After a game one where LaMarcus Aldridge torched the Rockets and propelled Portland to an improbable overtime win, most were quick to write it off as a fluke. Surely, in game two, with James Harden calming down, LaMarcus Aldridge getting back to normal form, and McHale making adjustments, the Rockets would take care of business and send the series to Portland knotted up at 1-1. A day later, Rockets fans are still scratching their heads as the team is now in a massive 2-0 hole.
LaMarcus Aldridge was absolutely unconscious, but he was not the only one involved in the Rockets loss. There is plenty of blame to go around, so let's look at the primary culprits.
In game one, Harden was pretty bad. He took a lot of difficult shots, bogged down the offense at the end of the game, and may have costed the Rockets a win. In game two, somehow he was even worse. Not only did he continue to take bad shots, but he just looked utterly lost.
He turned the ball over five times, shot 6-19 from the field, and managed the incredible feat of fouling out despite playing no defense that was discernable to the naked eye. After a late pair of free throws by Dwight Howard, Harden loafed down the court, allowing his man to escape for the wide open layup. Two plays later, with the Rockets in need of a score, Harden blatantly pushed off Wesley Matthews, earning an offensive foul and a trip to the bench, sealing the game for the Blazers.
At a certain point, you have to start worrying about Harden getting in his own mind in the playoffs. Harden had one great game in last year's opening round, but struggled overall and shot just 39% from the field against the Thunder. When teams pack the paint against him and his outside jumper is falling, he is unable to get into his rhythm and resorts to taking step-back jumpers with little chance of going in.
If the Rockets are going to have a chance in this series, James Harden is going to have to get going. Otherwise, the offense gets extremely stagnant without a dominant outside threat.

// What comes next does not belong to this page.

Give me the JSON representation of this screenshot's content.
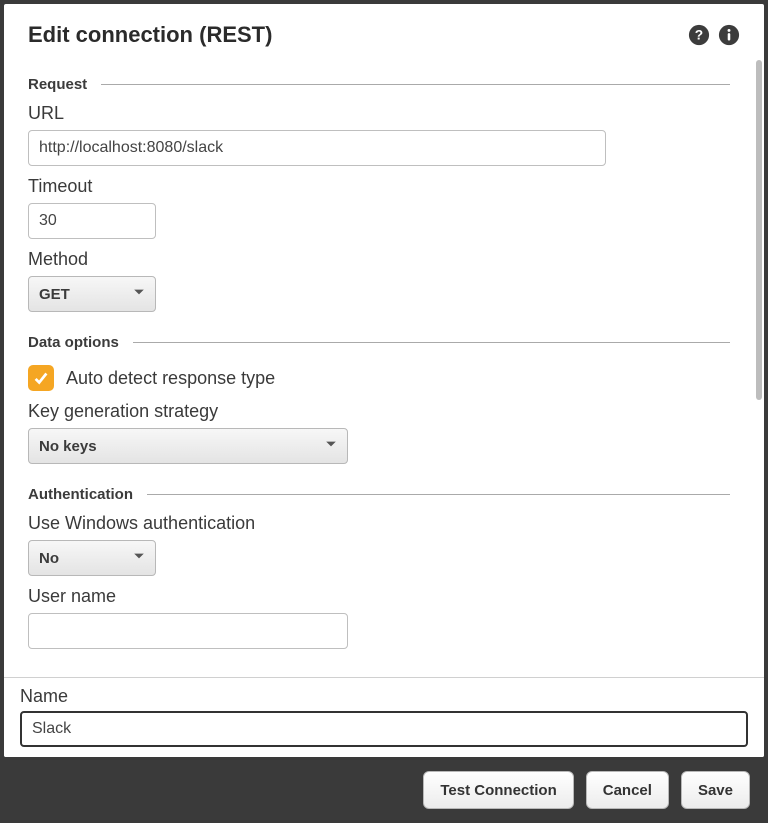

For the most part, I consider myself a supporter of Kevin McHale. More specifically, I think he has done a fairly decent job with the Rockets in taking a disjointed group with a number of strong personalities and turning them into a cohesive squad. Last night, however, I would not say that I could support the job McHale did.
LaMarcus Aldridge was doing things that no big man should be able to do, torching the excellent defense that Omer Asik was playing against him. As Rahat Huq noted last night, Aldridge destroyed two of the top five interior defenders in the NBA last night, and he made it look easy. And yet, no double team ever came for the Rockets.
I understand McHale's reluctance to double Aldridge in the post--after all, the Blazers do have a pretty good group of shooters on the perimeter--but he had to do something to get the ball out of Aldridge's hands. For a solid run, the Rockets had not answer for Aldridge's offense, and the Blazers' lead ballooned.
Moreover, his inability to counter with any meaningful offense when Howard's offense started drying up is a major indictment of McHale's gameplanning. The Rockets looked like a team without a plan on the offensive end for the entire second half, and that lack of flow has a lot to do with the Rockets' inability to make adjustments when things went south.
Finally, despite all the Rockets' problems in the second half, James Harden hit an improbable three to bring the Rockets within three out of a timeout. There were still 30 seconds left, enough time to go for a stop and get the ball back. Instead of going for the stop, Jeremy Lin fouled Lillard, sending him to the line where he would push the lead to five. Immediately, Patrick Beverley and others yelled at Lin, telling him that he didn't have to take the foul.
Lin should have thought through the situation better, but how can you not go over your plans to foul or not in the timeout before? That is an extremely simple but important thing to note, and the fact that the Rockets weren't on the same page at perhaps the most critical juncture of the season is extremely worrying.
The Rockets are not out of this series, but they are back on their heels. McHale and his coaching staff better put their heads together and make some adjustments pretty quickly, or it will be too late.